Source data START
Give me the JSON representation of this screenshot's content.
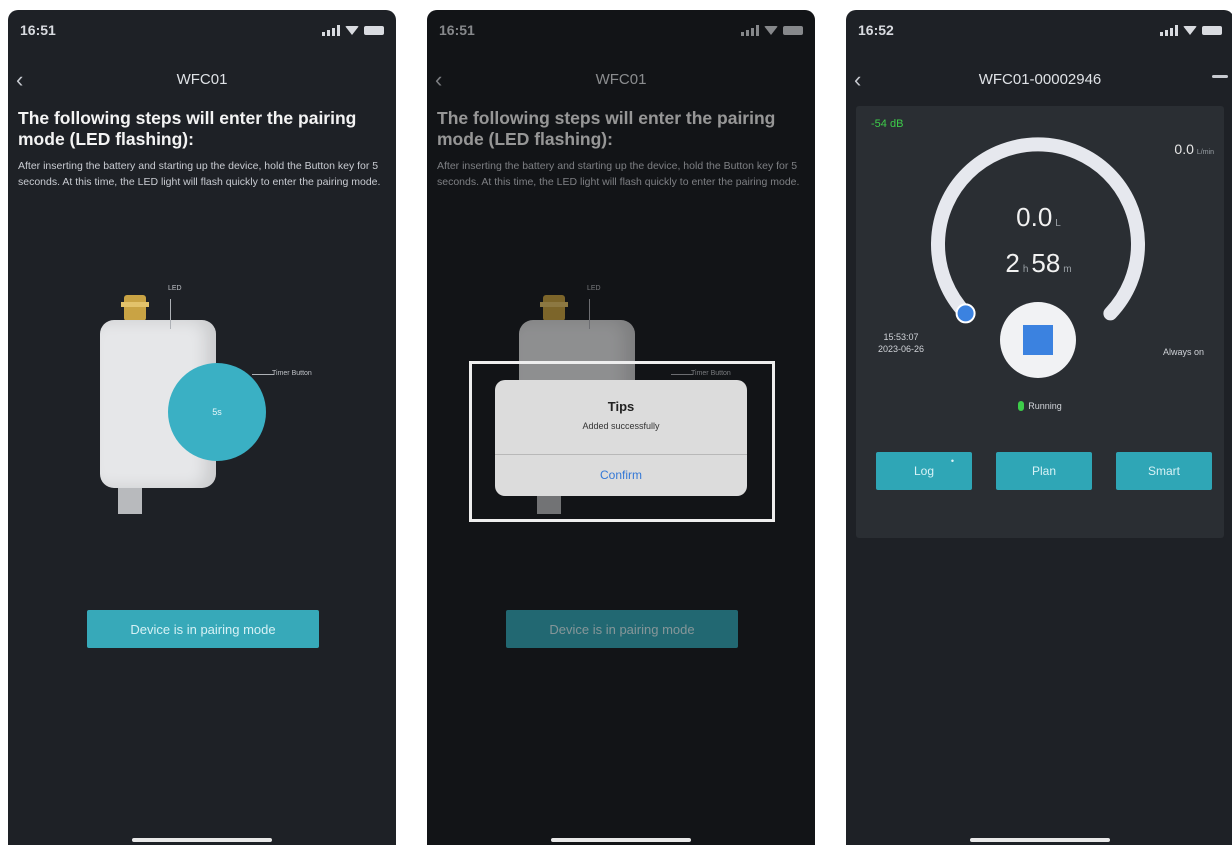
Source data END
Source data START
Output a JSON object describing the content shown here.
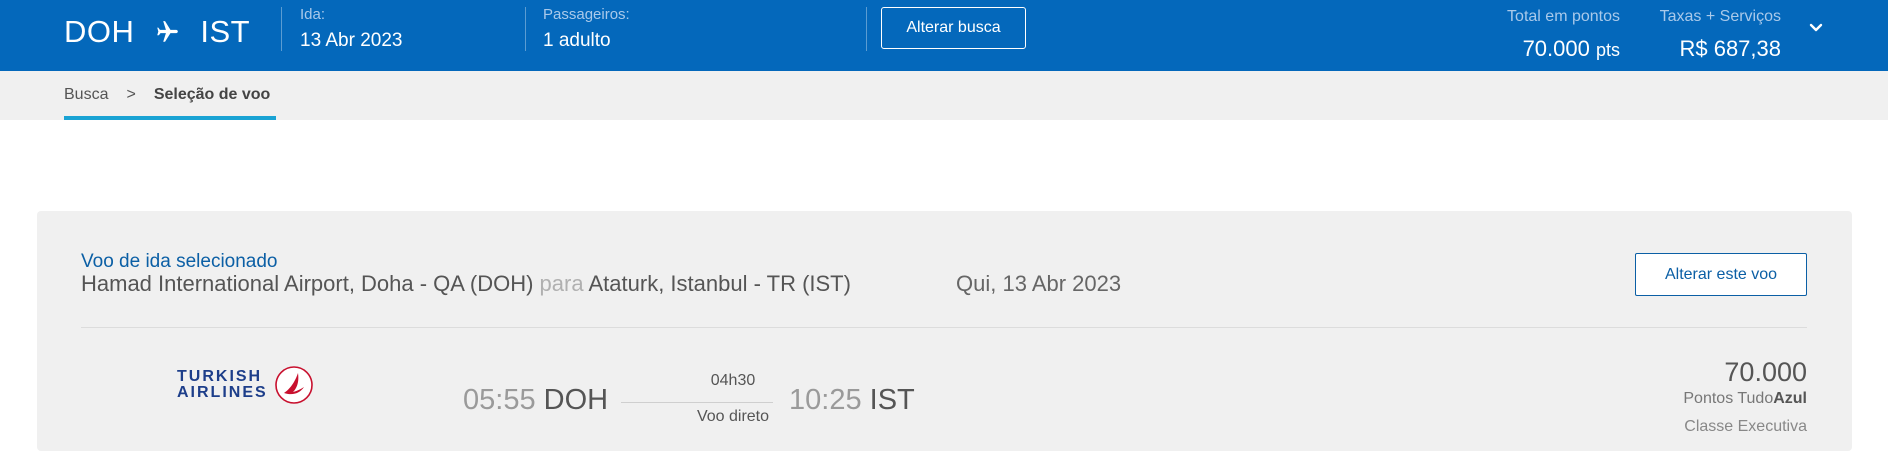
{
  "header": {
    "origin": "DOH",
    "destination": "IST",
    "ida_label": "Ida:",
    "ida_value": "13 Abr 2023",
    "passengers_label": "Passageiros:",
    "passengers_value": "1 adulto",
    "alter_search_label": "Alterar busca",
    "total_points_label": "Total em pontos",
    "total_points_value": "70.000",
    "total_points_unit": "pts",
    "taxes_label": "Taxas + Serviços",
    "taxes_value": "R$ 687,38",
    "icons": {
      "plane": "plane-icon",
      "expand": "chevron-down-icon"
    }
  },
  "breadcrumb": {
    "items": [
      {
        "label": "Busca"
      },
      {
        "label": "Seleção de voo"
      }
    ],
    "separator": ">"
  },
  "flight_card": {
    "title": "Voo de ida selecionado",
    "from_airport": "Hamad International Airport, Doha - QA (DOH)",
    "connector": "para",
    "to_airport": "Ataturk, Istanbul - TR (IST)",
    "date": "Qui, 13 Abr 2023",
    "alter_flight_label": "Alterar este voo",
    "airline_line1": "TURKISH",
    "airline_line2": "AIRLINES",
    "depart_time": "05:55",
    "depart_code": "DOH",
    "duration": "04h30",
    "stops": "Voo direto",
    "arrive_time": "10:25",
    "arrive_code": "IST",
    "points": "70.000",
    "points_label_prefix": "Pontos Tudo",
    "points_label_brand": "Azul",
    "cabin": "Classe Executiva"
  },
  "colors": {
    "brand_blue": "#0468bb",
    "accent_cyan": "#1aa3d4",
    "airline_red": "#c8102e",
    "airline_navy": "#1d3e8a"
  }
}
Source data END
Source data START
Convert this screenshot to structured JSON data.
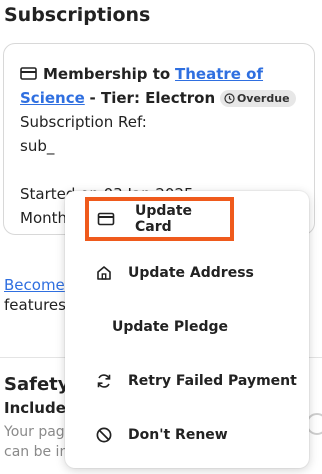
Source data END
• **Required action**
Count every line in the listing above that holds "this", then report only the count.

• **Response**
2